|Link to article|| https://www.scopus.com/inward/record.uri?eid=2-s2.0-85086355283&doi=10.1371%2fjournal.pntd.0008305&partnerID=40&md5=ae7ae64e94989c7c488237091d1008d7
|Abstract||Background The dengue virus is endemic in many low-and middle-income countries. In Burkina Faso, the proportion of fevers that could be due to dengue is growing. In 2013, a dengue epidemic spread there, followed by other seasonal outbreaks. Dengue is often confused with malaria, and health workers are not trained to distinguish between them. Three training videos using different narrative genres were tested with nursing students from two institutions in Ouaga-dougou: journalistic, dramatic and animated video. The study aimed to determine if video is an effective knowledge transfer tool, if narrative genre plays a role in knowledge acquisition, and which narrative elements are the most appreciated. Methodology A mixed method research design was used. The relative effectiveness of the videos was verified through a quasi-experimental quantitative component with a comparison group and post-test measurements. A qualitative component identified participants’ perceptions regarding the three videos. Data were drawn from a knowledge test (n = 482), three focus groups with health professionals’ students (n = 46), and individual interviews with health professionals (n = 10). Descriptive statistics and single-factor variance analysis were produced. A thematic analysis was used to analyse qualitative data. Principal findings Results showed that all three videos led to significant rates of knowledge improvement when compared with the comparison group (p <0.05): 12.31% for the journalistic video, 20.58% for the dramatic video, and 18.91% for the animated video. The dramatic and animated videos produced a significantly higher increase in knowledge than did the journalistic video (with respectively 8.27% (p = 0.003) and 6.59% (p = 0.029) and can be considered equivalent with a difference of 1.68% (p = 0.895). Thematic analysis also revealed that these two videos were considered to be better knowledge transfer tools. Four key aspects are important to consider for a video to be effective: 1) transmitting information in a narrative form, 2) choosing good communicators, 3) creating a visual instrument that reinforces the message and 4) adapting the message to the local context. Conclusions Video has proven to be an effective and appreciated knowledge transfer and training tool for health professionals, but the narrative genre of the videos can influence knowledge acquisi-tion. The production of other videos should be considered for training or updating health professionals and their narrative genre taken into consideration. The actual context of constant circulation of new diseases, such as COVID-19, reaffirms the need to train health professionals. © 2020 Hébert et al.|

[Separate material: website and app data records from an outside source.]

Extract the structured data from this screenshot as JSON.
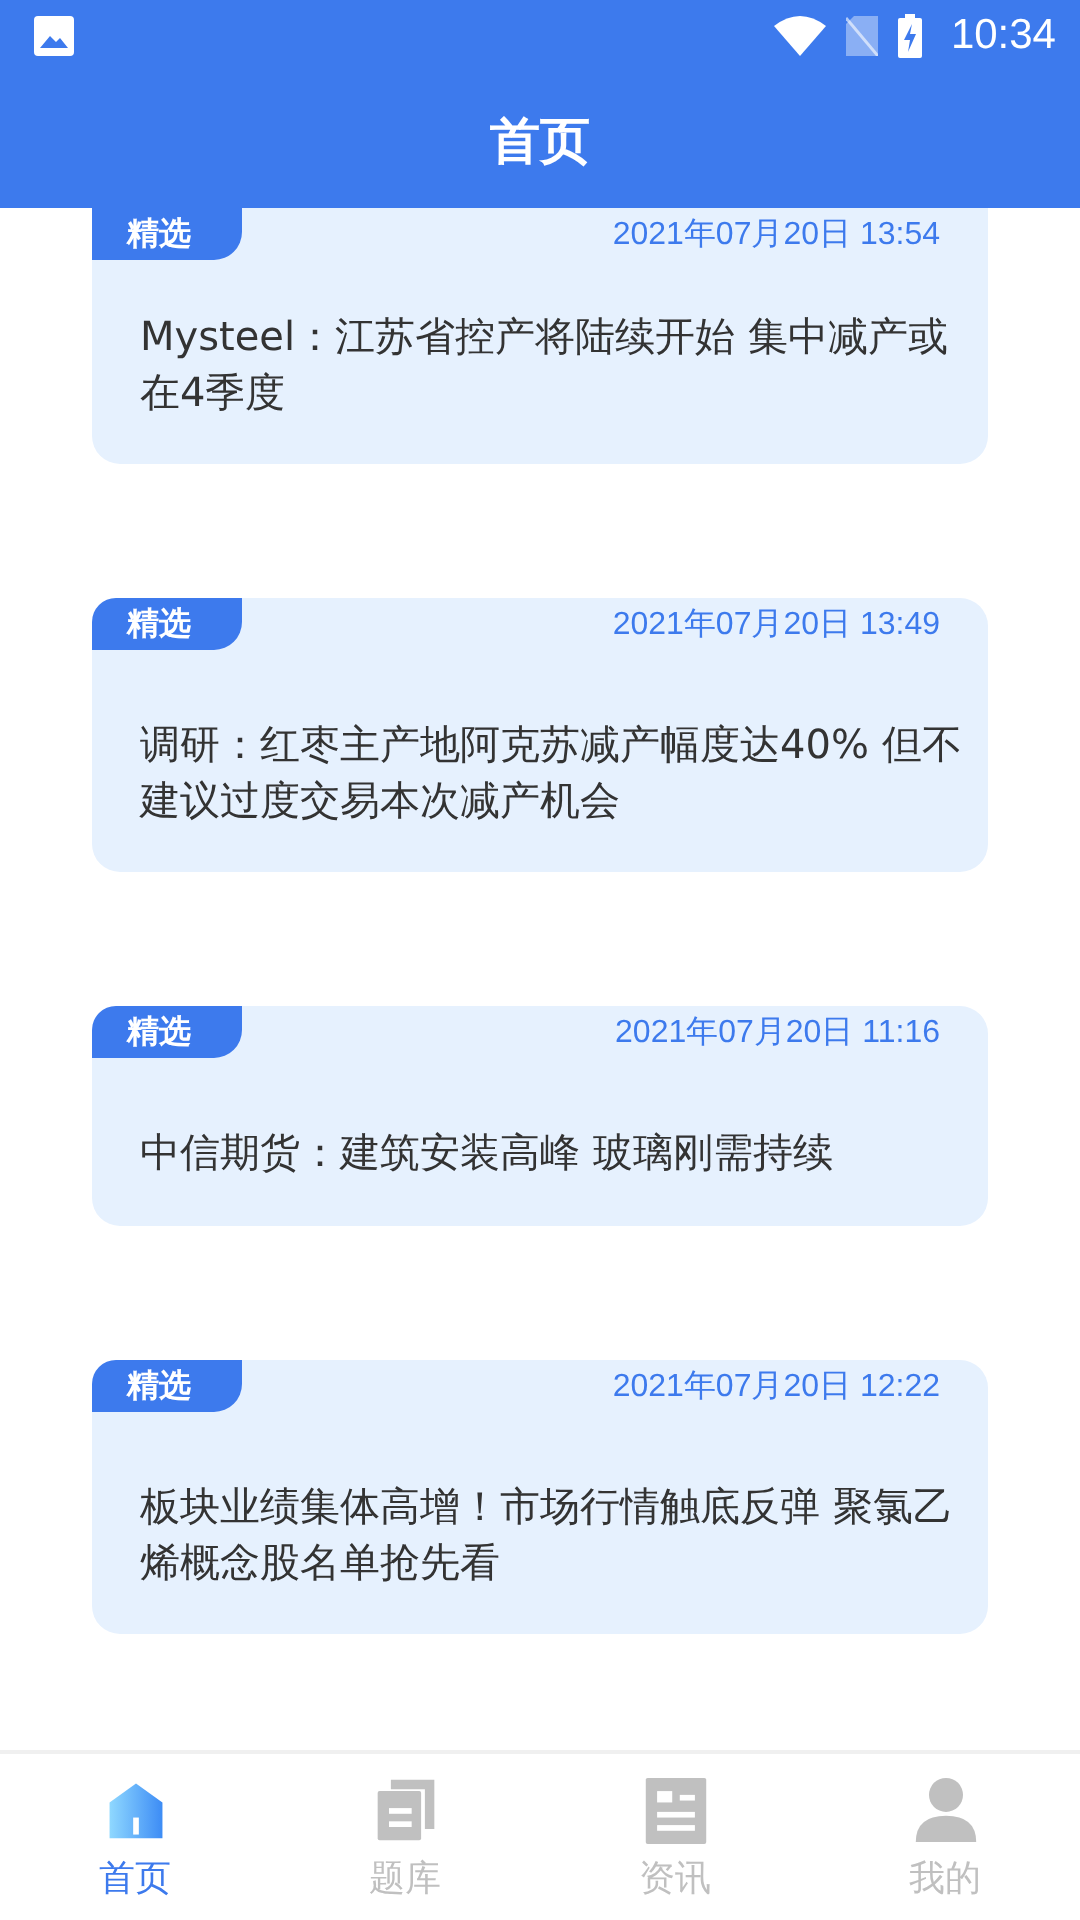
{
  "status_bar": {
    "time": "10:34"
  },
  "header": {
    "title": "首页"
  },
  "articles": [
    {
      "tag": "精选",
      "date": "2021年07月20日 13:54",
      "title": "Mysteel：江苏省控产将陆续开始 集中减产或在4季度"
    },
    {
      "tag": "精选",
      "date": "2021年07月20日 13:49",
      "title": "调研：红枣主产地阿克苏减产幅度达40% 但不建议过度交易本次减产机会"
    },
    {
      "tag": "精选",
      "date": "2021年07月20日 11:16",
      "title": "中信期货：建筑安装高峰 玻璃刚需持续"
    },
    {
      "tag": "精选",
      "date": "2021年07月20日 12:22",
      "title": "板块业绩集体高增！市场行情触底反弹 聚氯乙烯概念股名单抢先看"
    }
  ],
  "tab_bar": [
    {
      "label": "首页",
      "kind": "home",
      "selected": true
    },
    {
      "label": "题库",
      "kind": "questions",
      "selected": false
    },
    {
      "label": "资讯",
      "kind": "news",
      "selected": false
    },
    {
      "label": "我的",
      "kind": "profile",
      "selected": false
    }
  ]
}
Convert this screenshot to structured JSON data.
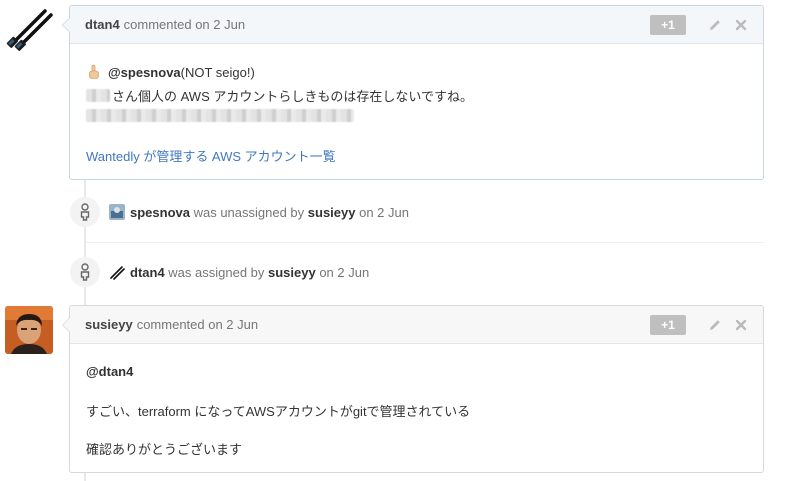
{
  "comment1": {
    "author": "dtan4",
    "meta": "commented on 2 Jun",
    "plus_one": "+1",
    "mention": "@spesnova",
    "mention_suffix": " (NOT seigo!)",
    "line2": "さん個人の AWS アカウントらしきものは存在しないですね。",
    "link_text": "Wantedly が管理する AWS アカウント一覧"
  },
  "event1": {
    "user": "spesnova",
    "action": " was unassigned by ",
    "actor": "susieyy",
    "time": " on 2 Jun"
  },
  "event2": {
    "user": "dtan4",
    "action": " was assigned by ",
    "actor": "susieyy",
    "time": " on 2 Jun"
  },
  "comment2": {
    "author": "susieyy",
    "meta": "commented on 2 Jun",
    "plus_one": "+1",
    "line1": "@dtan4",
    "line2": "すごい、terraform になってAWSアカウントがgitで管理されている",
    "line3": "確認ありがとうございます"
  },
  "icons": {
    "edit": "pencil-icon",
    "delete": "close-icon",
    "event": "person-icon",
    "finger": "pointing-up-emoji"
  },
  "colors": {
    "link": "#4078c0",
    "header_bg": "#f3f7fa",
    "plus_one_bg": "#bfbfbf"
  }
}
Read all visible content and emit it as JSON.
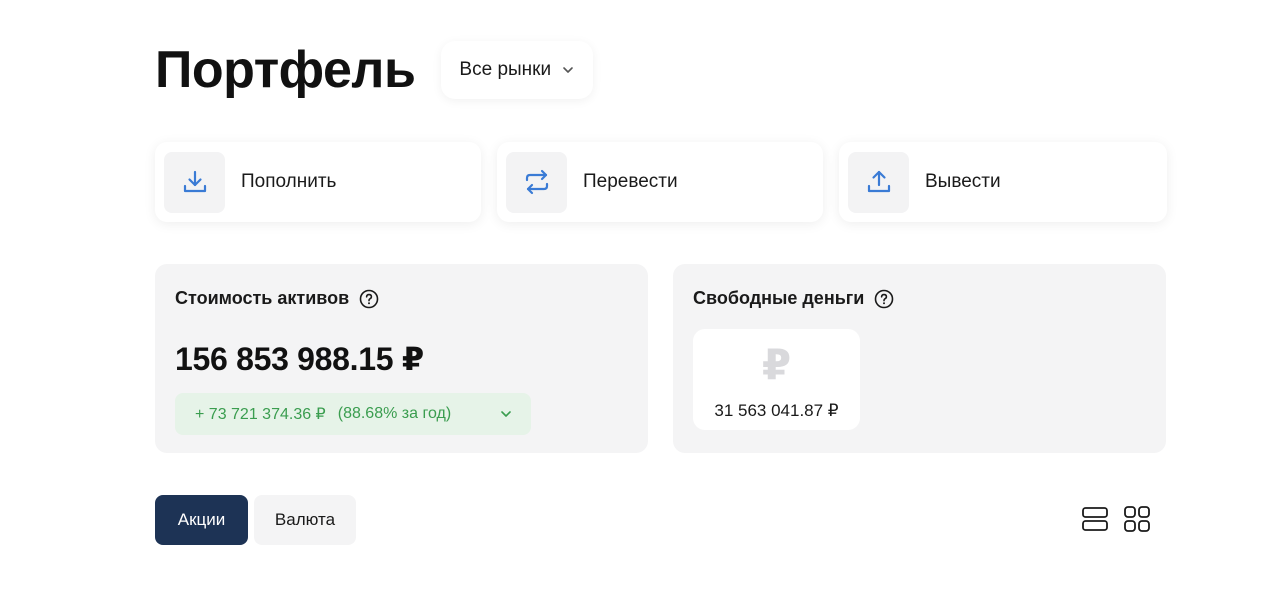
{
  "header": {
    "title": "Портфель",
    "market_select": "Все рынки"
  },
  "actions": [
    {
      "label": "Пополнить",
      "icon": "download-icon"
    },
    {
      "label": "Перевести",
      "icon": "transfer-icon"
    },
    {
      "label": "Вывести",
      "icon": "upload-icon"
    }
  ],
  "assets": {
    "title": "Стоимость активов",
    "value": "156 853 988.15 ₽",
    "change": "+ 73 721 374.36 ₽",
    "change_pct": "(88.68% за год)"
  },
  "cash": {
    "title": "Свободные деньги",
    "currency_symbol": "₽",
    "value": "31 563 041.87 ₽"
  },
  "tabs": [
    {
      "label": "Акции",
      "active": true
    },
    {
      "label": "Валюта",
      "active": false
    }
  ],
  "colors": {
    "accent_blue": "#3a7bd5",
    "active_tab": "#1d3355",
    "positive": "#3a9d4f",
    "panel_bg": "#f4f4f5"
  }
}
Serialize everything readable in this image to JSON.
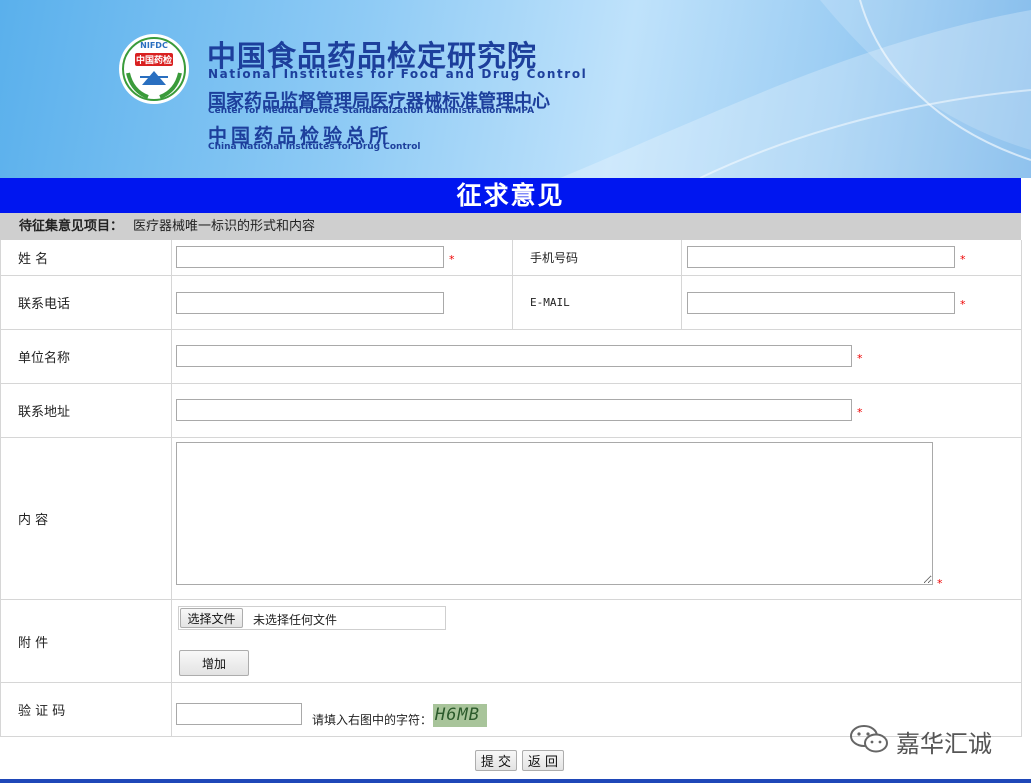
{
  "header": {
    "logo_badge_text": "NIFDC",
    "logo_inner_text": "中国药检",
    "title_cn": "中国食品药品检定研究院",
    "title_en": "National Institutes for Food and Drug Control",
    "center_cn": "国家药品监督管理局医疗器械标准管理中心",
    "center_en": "Center for Medical Device Standardization Administration NMPA",
    "inst_cn": "中国药品检验总所",
    "inst_en": "China National Institutes for Drug Control"
  },
  "page_title": "征求意见",
  "subject": {
    "label": "待征集意见项目：",
    "value": "医疗器械唯一标识的形式和内容"
  },
  "form": {
    "name_label": "姓 名",
    "mobile_label": "手机号码",
    "phone_label": "联系电话",
    "email_label": "E-MAIL",
    "org_label": "单位名称",
    "address_label": "联系地址",
    "content_label": "内 容",
    "attachment_label": "附 件",
    "captcha_label": "验 证 码",
    "required_mark": "*",
    "name_value": "",
    "mobile_value": "",
    "phone_value": "",
    "email_value": "",
    "org_value": "",
    "address_value": "",
    "content_value": "",
    "captcha_value": ""
  },
  "attachment": {
    "choose_file_button": "选择文件",
    "file_status": "未选择任何文件",
    "add_button": "增加"
  },
  "captcha": {
    "hint": "请填入右图中的字符：",
    "image_text": "H6MB"
  },
  "actions": {
    "submit_button": "提 交",
    "back_button": "返 回"
  },
  "watermark": "嘉华汇诚",
  "colors": {
    "title_bar": "#0016f0",
    "subject_bar": "#cfcfcf",
    "required": "#ee0000",
    "banner_text": "#1d3f9c",
    "banner_sky": "#8fcbf5"
  }
}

Dengue is often confused with malaria, and health workers are not trained to distinguish between them. In summary although the use of video is widespread in Africa with the growing popularity of social media and its effectiveness has often been studied in comparison to traditional training we have not identified studies that precisely assess the effectiveness of this KT tool based on its narrative genre ie how information is presented. In fact one health worker suggested that the journalistic video could be useful for professionals already on the ground because it conveyed real life in the actual workplace. One public school instructor described it as being only a briefing on the problem and as such not geared toward an audience of health professionals. It is quite possible that participants may forget some knowledge about the diagnosis of dengue in the absence of appropriate reinforcement because transferring learning to behavior is an important issue in professional training.